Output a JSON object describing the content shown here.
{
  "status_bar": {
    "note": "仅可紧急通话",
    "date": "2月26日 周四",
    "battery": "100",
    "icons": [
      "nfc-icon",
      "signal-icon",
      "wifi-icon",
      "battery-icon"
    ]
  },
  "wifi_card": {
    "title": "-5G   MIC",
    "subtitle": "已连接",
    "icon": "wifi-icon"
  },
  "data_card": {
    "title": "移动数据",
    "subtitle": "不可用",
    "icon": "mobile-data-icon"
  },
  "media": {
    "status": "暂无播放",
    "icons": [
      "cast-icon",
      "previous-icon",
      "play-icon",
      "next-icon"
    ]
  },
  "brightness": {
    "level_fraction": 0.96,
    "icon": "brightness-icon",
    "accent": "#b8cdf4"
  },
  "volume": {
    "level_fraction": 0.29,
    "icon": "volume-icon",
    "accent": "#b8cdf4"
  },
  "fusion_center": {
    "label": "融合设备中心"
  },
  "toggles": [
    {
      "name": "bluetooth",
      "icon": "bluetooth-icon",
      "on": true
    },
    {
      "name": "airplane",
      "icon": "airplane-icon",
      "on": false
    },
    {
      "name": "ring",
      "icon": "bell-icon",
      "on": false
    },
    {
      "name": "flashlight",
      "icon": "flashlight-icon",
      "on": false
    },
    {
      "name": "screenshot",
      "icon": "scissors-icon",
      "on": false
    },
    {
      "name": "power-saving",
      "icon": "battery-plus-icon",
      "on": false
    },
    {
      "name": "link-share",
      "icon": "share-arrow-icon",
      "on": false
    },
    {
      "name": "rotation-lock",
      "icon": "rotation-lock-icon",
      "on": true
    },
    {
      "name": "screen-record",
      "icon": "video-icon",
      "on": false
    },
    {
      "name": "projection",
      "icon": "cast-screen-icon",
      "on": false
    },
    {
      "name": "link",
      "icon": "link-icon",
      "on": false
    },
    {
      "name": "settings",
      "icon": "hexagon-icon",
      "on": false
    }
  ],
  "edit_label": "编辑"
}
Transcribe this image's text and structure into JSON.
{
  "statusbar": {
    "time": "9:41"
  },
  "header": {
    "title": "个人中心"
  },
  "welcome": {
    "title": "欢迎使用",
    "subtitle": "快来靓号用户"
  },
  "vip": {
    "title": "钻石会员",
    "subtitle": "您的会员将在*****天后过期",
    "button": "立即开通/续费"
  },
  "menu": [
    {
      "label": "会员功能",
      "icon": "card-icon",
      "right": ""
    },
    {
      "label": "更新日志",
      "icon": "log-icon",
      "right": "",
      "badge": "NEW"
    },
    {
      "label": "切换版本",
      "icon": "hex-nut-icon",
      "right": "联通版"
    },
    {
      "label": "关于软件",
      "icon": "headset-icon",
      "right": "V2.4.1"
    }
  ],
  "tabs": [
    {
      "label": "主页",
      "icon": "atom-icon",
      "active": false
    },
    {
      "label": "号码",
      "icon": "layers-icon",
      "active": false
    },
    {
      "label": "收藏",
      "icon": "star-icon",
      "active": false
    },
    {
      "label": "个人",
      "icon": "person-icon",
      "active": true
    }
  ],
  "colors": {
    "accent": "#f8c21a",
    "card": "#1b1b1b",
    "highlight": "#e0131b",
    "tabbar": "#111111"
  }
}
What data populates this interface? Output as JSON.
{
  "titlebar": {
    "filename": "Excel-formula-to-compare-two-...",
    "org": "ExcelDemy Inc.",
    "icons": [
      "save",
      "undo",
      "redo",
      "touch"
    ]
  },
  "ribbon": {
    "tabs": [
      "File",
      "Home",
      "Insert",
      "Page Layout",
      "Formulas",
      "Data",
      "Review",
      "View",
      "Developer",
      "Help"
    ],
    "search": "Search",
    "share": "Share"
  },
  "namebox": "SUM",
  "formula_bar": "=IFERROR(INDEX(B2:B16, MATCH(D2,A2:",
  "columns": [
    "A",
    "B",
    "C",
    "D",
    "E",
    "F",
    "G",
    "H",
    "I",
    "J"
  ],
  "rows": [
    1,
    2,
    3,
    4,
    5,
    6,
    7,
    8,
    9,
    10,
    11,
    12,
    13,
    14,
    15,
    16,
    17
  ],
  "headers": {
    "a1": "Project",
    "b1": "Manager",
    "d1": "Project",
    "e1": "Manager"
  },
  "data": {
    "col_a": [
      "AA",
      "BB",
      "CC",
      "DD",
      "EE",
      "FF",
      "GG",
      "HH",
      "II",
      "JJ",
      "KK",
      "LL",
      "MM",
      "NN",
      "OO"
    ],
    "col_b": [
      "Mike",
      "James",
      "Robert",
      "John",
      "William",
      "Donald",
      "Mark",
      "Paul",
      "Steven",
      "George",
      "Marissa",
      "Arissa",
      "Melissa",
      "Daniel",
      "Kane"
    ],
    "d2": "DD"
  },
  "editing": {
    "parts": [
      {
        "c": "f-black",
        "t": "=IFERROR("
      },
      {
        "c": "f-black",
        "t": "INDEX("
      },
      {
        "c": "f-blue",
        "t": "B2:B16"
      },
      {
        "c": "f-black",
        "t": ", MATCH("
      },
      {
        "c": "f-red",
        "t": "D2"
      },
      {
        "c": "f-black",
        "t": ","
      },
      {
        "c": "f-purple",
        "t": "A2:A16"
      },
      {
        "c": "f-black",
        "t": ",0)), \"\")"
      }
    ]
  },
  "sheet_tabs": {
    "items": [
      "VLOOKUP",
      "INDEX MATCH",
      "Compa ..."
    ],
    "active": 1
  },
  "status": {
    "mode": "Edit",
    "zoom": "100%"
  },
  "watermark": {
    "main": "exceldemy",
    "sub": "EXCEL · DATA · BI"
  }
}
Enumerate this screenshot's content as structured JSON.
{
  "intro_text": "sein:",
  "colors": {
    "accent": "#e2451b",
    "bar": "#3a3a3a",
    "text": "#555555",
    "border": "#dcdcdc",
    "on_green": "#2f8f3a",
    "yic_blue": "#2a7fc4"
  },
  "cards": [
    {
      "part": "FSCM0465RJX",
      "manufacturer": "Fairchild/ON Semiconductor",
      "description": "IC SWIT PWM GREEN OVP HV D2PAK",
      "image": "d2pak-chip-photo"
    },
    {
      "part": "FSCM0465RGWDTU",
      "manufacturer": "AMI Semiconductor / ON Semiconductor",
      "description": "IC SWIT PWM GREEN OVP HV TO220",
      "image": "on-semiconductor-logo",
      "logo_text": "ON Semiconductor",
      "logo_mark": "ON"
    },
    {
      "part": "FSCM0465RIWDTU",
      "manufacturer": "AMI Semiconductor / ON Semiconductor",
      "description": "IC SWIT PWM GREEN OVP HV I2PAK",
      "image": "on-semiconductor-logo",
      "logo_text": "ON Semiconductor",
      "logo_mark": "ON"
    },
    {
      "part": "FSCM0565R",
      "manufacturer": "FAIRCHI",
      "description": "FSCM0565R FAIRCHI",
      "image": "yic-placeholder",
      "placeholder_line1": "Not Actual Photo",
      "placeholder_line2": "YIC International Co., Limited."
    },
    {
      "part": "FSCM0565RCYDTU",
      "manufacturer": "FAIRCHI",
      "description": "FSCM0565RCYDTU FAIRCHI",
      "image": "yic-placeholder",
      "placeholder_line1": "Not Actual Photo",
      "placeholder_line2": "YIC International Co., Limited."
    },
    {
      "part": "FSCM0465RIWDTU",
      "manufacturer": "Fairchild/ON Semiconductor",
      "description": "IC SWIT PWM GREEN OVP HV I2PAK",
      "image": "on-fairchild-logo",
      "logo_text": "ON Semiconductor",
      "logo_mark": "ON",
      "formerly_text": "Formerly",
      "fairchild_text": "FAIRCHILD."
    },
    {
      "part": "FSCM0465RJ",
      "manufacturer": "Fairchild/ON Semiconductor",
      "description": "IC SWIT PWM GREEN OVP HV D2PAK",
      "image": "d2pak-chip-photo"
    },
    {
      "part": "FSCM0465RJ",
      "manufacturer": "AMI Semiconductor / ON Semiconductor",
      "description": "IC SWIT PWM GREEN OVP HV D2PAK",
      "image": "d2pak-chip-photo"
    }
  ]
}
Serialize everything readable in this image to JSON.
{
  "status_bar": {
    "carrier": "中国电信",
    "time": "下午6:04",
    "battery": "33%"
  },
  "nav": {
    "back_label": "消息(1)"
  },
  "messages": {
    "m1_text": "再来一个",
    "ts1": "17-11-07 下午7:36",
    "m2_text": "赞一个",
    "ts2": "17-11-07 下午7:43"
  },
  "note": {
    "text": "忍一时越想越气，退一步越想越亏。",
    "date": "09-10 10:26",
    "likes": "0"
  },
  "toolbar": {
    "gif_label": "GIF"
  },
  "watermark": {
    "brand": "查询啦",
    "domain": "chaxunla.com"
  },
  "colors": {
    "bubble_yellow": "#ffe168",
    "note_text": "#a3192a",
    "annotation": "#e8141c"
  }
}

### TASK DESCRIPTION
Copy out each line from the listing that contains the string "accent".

### ANSWER BELOW
    "accent": "#b8cdf4"
    "accent": "#b8cdf4"
    "accent": "#f8c21a",
    "accent": "#e2451b",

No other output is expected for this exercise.